[Opening SOURCE DATA section]

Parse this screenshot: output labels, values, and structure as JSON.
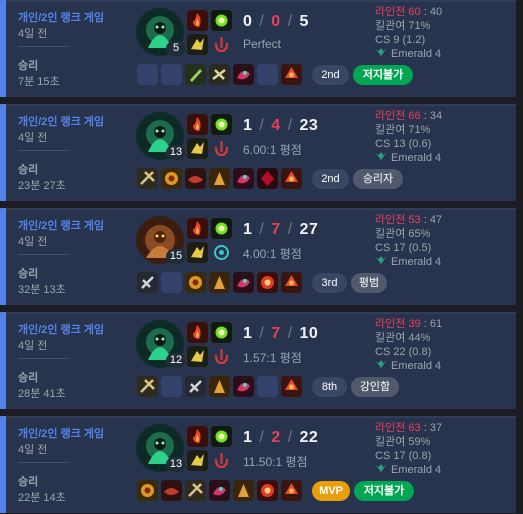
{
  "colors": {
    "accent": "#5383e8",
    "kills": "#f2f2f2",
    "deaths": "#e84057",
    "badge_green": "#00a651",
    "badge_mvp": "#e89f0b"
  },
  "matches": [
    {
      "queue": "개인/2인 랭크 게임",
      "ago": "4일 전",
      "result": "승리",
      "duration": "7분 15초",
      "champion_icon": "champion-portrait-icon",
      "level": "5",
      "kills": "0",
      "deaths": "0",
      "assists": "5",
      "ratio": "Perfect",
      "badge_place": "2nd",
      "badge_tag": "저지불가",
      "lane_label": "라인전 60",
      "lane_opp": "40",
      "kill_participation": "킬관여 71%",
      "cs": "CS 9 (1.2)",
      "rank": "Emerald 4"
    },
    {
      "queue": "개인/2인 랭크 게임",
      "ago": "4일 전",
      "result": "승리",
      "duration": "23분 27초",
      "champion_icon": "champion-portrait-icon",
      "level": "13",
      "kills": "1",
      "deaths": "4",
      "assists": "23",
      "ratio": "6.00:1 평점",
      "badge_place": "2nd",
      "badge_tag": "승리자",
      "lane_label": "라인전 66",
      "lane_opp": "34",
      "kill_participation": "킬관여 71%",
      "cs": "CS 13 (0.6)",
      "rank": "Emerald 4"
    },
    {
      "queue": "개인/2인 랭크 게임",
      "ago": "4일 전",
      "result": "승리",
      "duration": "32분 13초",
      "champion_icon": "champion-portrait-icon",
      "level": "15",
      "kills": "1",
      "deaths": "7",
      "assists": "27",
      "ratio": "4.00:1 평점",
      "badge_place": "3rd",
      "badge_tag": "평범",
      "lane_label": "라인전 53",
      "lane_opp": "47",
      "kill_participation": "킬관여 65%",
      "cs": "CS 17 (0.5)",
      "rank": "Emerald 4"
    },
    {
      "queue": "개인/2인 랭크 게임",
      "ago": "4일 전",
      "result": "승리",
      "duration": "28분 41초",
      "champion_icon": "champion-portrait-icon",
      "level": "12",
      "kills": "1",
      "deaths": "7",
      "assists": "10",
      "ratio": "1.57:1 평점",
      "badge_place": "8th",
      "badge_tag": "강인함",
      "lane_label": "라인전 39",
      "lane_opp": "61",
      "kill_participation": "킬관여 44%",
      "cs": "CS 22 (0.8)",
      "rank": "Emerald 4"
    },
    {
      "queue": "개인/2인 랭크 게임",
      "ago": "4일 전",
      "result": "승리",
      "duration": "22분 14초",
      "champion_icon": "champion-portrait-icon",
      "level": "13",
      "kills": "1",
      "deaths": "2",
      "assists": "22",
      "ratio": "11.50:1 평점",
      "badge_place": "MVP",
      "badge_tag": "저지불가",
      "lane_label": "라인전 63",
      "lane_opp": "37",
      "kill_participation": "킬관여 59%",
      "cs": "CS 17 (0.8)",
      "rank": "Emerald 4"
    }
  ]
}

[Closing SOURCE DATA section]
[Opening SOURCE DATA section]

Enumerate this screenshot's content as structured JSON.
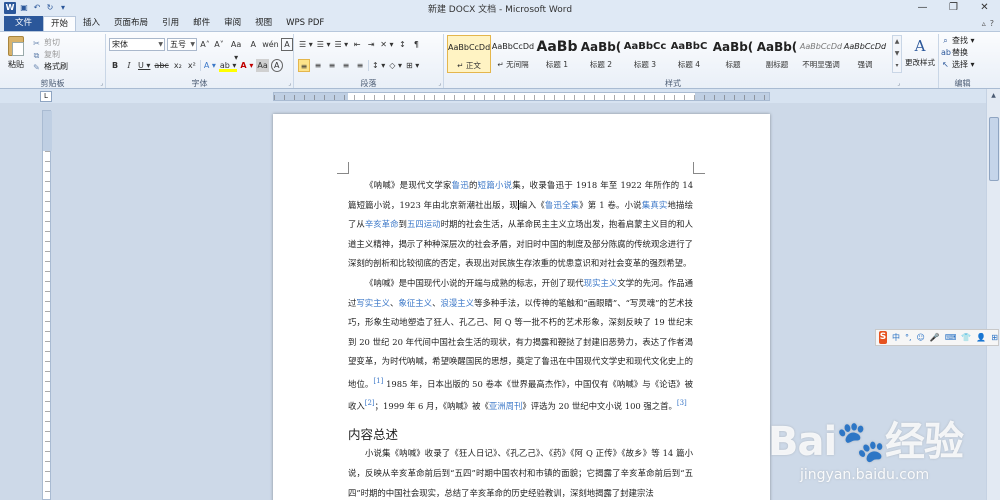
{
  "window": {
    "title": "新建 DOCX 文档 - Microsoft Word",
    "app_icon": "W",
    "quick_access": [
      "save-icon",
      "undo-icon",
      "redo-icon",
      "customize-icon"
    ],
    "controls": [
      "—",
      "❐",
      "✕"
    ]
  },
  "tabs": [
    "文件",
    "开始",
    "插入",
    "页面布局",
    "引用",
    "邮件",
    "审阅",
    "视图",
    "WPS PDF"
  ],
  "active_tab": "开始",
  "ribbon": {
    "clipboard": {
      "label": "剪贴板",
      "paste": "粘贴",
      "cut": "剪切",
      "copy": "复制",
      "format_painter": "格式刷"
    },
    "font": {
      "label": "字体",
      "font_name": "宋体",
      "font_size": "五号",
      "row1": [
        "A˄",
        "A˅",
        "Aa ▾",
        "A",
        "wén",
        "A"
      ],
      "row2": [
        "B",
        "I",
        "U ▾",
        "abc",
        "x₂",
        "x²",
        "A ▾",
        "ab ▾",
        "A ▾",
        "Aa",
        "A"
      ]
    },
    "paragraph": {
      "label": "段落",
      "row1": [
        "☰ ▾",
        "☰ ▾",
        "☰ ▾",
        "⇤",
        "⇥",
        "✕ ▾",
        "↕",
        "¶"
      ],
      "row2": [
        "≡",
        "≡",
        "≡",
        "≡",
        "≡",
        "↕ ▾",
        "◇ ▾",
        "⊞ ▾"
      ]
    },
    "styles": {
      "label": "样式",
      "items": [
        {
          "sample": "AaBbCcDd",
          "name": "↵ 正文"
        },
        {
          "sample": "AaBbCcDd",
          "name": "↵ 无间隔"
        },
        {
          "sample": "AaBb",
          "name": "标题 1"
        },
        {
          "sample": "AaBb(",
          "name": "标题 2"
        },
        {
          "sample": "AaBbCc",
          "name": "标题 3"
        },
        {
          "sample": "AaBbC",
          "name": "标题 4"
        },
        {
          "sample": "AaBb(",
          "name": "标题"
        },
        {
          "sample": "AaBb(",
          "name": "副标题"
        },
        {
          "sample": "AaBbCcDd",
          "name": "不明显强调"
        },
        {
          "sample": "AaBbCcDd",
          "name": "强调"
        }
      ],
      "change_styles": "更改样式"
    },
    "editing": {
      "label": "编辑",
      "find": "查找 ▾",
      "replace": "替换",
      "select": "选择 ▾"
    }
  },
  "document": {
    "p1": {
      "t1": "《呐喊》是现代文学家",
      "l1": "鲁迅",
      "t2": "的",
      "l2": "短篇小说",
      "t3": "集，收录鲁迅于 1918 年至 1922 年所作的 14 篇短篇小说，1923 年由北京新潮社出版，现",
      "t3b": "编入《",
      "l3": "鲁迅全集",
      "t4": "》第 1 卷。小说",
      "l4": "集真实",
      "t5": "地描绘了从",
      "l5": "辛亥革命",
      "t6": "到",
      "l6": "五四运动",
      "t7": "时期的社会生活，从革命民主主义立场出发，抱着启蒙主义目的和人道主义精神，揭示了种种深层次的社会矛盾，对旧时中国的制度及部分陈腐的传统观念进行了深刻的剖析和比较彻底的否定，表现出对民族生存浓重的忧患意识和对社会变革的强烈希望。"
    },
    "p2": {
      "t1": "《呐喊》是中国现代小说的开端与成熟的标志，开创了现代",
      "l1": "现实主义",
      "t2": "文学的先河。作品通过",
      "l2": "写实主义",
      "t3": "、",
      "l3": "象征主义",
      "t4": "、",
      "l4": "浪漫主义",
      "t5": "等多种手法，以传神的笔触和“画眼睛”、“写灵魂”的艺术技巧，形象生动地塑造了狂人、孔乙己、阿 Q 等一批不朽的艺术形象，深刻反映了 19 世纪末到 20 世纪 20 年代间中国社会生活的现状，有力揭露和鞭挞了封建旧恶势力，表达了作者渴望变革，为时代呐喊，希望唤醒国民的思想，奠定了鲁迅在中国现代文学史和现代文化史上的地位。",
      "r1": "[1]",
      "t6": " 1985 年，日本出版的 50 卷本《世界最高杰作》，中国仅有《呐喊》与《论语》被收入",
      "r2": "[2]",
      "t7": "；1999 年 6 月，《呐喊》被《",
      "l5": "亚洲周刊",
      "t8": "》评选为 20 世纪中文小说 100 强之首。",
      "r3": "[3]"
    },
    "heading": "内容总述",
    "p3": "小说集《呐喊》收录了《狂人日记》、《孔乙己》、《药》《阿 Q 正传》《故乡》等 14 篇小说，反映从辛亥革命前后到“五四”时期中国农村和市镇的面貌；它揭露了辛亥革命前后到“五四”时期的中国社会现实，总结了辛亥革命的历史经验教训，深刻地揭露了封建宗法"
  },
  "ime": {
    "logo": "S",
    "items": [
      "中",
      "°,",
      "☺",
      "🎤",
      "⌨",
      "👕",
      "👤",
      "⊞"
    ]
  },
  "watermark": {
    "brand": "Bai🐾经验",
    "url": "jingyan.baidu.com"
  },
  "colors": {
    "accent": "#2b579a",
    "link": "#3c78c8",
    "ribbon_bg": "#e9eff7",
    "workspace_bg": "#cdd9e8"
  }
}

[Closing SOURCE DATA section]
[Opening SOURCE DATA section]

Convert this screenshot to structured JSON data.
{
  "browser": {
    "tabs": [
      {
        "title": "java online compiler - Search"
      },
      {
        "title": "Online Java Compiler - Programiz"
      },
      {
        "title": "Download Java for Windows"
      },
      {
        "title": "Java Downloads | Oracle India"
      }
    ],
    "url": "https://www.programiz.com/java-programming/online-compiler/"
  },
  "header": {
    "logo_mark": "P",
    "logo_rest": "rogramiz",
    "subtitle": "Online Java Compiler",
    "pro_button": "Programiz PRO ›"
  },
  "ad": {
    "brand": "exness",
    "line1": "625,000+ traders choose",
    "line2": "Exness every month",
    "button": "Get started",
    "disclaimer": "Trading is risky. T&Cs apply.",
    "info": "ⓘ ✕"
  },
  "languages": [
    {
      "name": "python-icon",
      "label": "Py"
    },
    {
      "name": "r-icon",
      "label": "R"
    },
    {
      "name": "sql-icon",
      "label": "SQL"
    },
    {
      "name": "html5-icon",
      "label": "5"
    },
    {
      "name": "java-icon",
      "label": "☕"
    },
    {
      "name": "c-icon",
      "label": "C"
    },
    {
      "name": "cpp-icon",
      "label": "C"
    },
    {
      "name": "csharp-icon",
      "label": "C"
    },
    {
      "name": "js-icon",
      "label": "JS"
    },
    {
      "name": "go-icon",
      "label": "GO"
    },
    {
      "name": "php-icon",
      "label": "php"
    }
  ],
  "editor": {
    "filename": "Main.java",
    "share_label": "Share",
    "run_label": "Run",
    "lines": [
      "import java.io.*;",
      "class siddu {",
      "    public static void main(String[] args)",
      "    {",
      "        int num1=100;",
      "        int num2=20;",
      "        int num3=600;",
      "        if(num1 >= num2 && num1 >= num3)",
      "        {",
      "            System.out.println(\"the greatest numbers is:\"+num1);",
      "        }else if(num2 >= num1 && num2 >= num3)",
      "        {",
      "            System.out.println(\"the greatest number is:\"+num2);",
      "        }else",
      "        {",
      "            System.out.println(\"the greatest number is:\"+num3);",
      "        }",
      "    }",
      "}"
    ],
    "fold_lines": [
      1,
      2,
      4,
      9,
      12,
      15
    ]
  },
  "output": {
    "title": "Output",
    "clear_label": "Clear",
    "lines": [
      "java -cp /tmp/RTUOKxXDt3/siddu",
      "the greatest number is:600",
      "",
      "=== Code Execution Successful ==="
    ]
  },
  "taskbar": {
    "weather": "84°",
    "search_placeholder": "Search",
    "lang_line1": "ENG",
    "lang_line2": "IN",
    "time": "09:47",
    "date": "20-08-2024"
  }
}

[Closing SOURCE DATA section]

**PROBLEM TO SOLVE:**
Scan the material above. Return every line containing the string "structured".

**EXERCISE SOLUTION:**
Enumerate this screenshot's content as structured JSON.
Convert this screenshot to structured JSON data.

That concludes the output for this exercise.